Posts Tagged ‘Interactive Fiction’

“Yer PAW!”

4 August, 2015
One of many instances where Rigel's Revenge uses graphics instead of text to

One of many instances where Rigel’s Revenge uses graphics instead of text to “describe” something to the player

I’ve recently been working on a whole load of writing which has just about come to fruition so it’s got me thinkin about another creative project to get my “teeth” “into”. And I’ve decided it’s going to be an IF (Interactive Fiction, a wanky new name for what we used to call “text adventures”) game, one for the Spectrum to be specific, one written with PAW  to be even more specific.

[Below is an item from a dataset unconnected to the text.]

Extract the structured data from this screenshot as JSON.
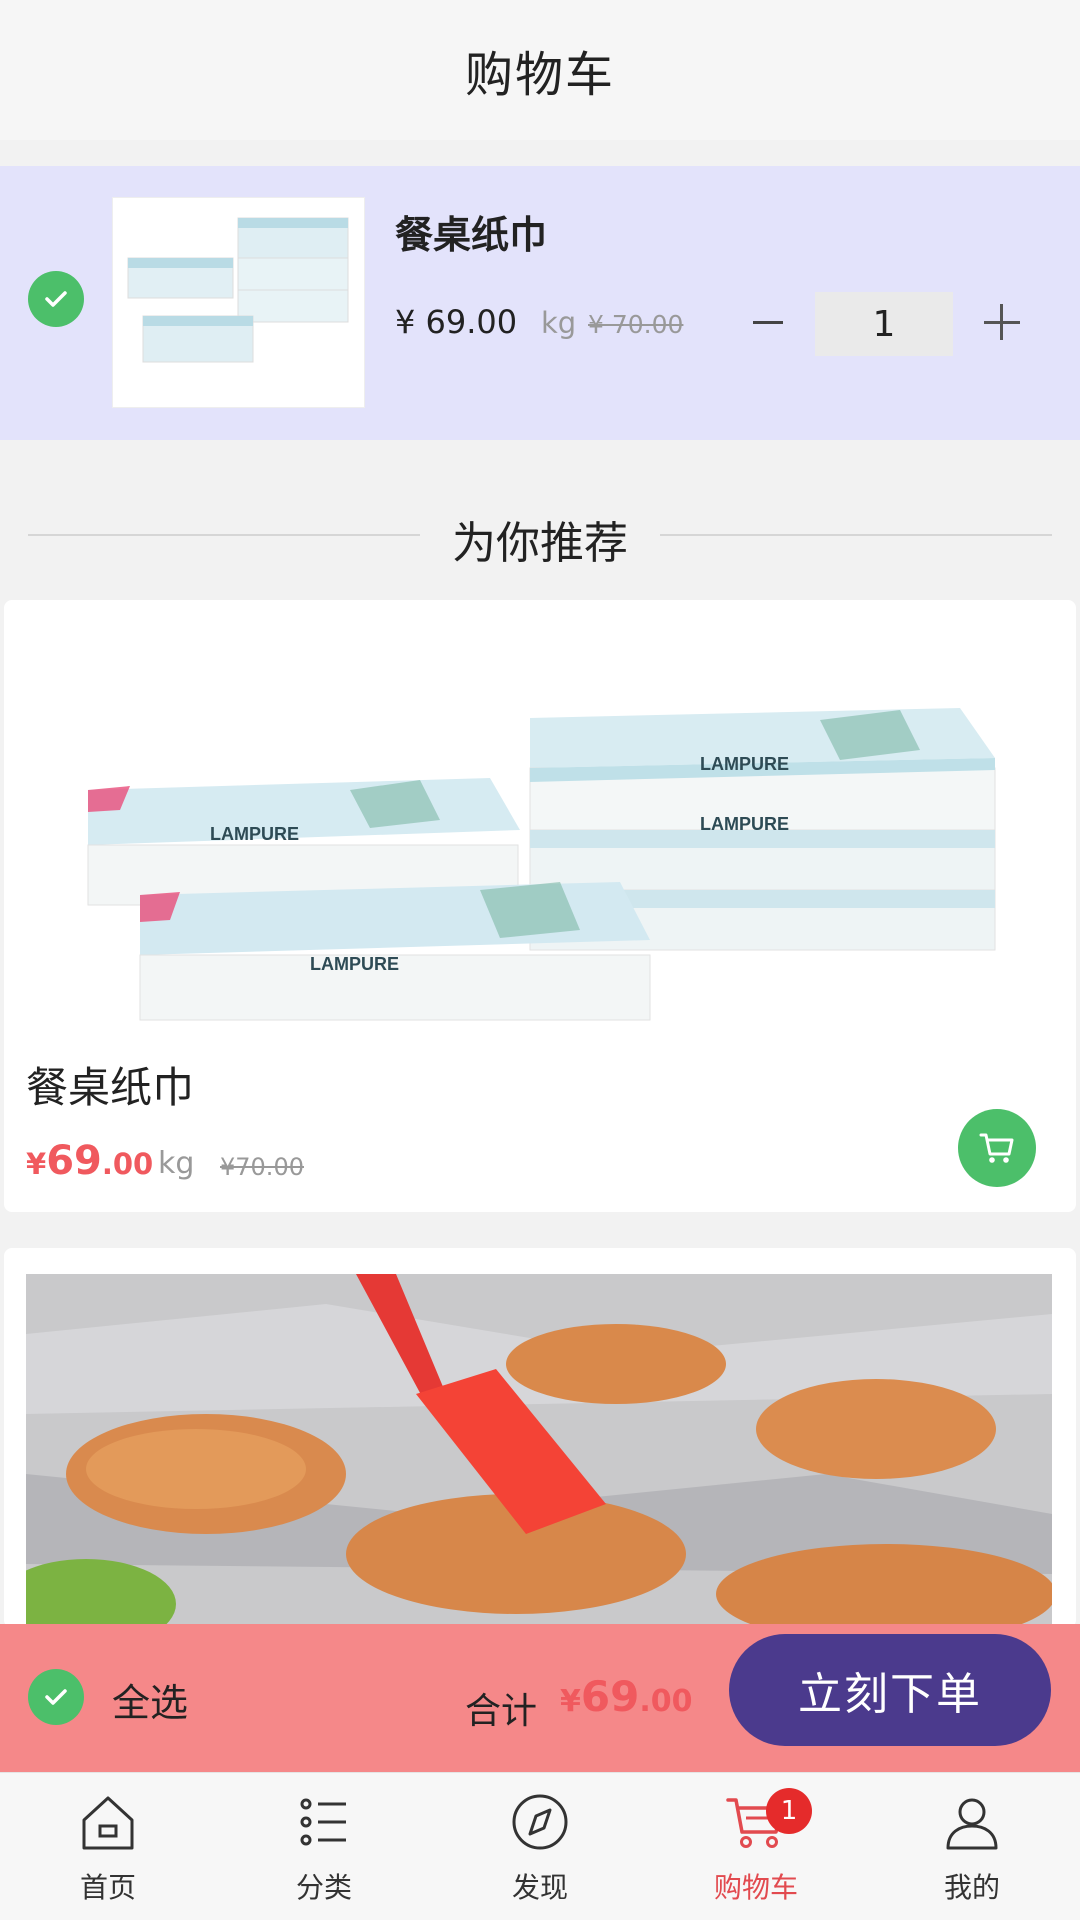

The route that took me here basically started with me sitting on a train from England playing with Spectaculator on my tablet. One of the games that comes with the full version is Zenobi’s Jekyll and Hyde game. Playing it again (IF games work brilliantly on tablets, btw) reminded me not just that I like IF, but that I like ZX Spectrum IF in particular. There’s something about the chunky display, the likeable “click” noises so many Spectrum IF games have when you type and the weirdly attractive pixel art that appeals to me. The 8-bit era has an interesting history of IF, including the first game I can recall having been given a certificate by the BBFC (CRL’s Dracula, in what felt more like a publicity stunt than anything else, was given a 15 certificate; they later released Jack The Ripper, a game which was given an 18 certificate) and a huge and very active homebrew scene, much of it focused around the aforementioned Zenobi software.

I think my affection for ZX Spectrum IF goes beyond nostalgia, though: one of the main reasons I love Spectrum IF is a game that I got round to playing years after I sold my Spectrum – Rigel’s Revenge.

I’m not sure what it was about this game that grabbed me back when I played it via emulation (on an Amiga 1200!) back in 1996. It might have been the atmospheric setting, might have been the likeably pulpy sci-fi storyline, might have been the excellent use of graphics as description as well as illustration. Whatever it was, I played it for absolutely ages, got past lots of puzzles, reached the second load (in the ’80s, a lot of 8-bit IF needed to be loaded in separate parts to get all of the adventure in there) and promptly got stuck. Maybe I should go back to it and try and do it all again, and complete the bugger this time.

Anyway, the Matty PAWed IF game will probably be in development for months but I’ve a few ideas to build on and it’ll be interesting to see the results, especially if I actually get the damn thing finished unlike far too many of my projects…


21 January, 2009

Back in the days of the ZX Spectrum (which regular readers will have gathered by now was the computer I started-out playing games on) I only remember spending a lot of time on one text adventure. I played others, I remember playing The Hobbit a couple of times and there was another one called Kentilla which involved a lot of fighting with creatures called Urga-mauls one of whom had a “nasty knife” and a sword that magically appeared in your hand when you said it’s name; I also spent a little time with Sherlock, a buggy game based on the famous detective (and which had a character who called you a “bloody snob”, I was shocked!).

Who has a golden eggcup? Alan Sugar, probably.

Who has a golden eggcup? Alan Sugar, probably.

The only text adventure I can recall spending a lot of time with, though, was Quest for the Golden Eggcup, a wonderfully silly fantasy game by some chaps called Smart Egg Software wherein you were sent to the afterlife to retrieve the eggcup of the title. I spent ages on it, found two of the three eggcups needed and only found out where the third one was in the age of the internet when I could finally read a solution (and it was a bugger of a sneaky puzzle too). If we’re going to be honest, it also pretty-much made me love the whole text-adventure genre which is why I returned to it (now being called “interactive fiction”) in the late 1990s.

And the weird thing is, apart from a few modern games, I mostly found myself going back to the old-school stuff. I discovered another Smart Egg game that had passed me by called Rigel’s Revenge and it remains one of my favourite IF games (even though I only got halfway through it) as well as Rainbird’s terrific The Pawn and… Zork

Yes, Zork. Or Dungeon as it’s sometimes called. This crusty old 1979 treasure-hunt game has been bugging me since I first played it in around 1997 and, having emailed the z-code version to a friend who I’m introducing to IF, I thought I’d load it into my interpreter and give it a go…

And I’m hooked all over again. Please, won’t someone give me a hint about that stupid bucket at the bottom of the well, or the cube, or the curtain of light or…argh!

Alternatively, play some of the games I’ve handily provided links to above which seems to be the point of this rather rambling post…

(note: Rigel’s Revenge is in two parts so you need a Spectrum emulator that can save-out data as actual files to play it. Them was the times, I’m afraid. And it’s worth it)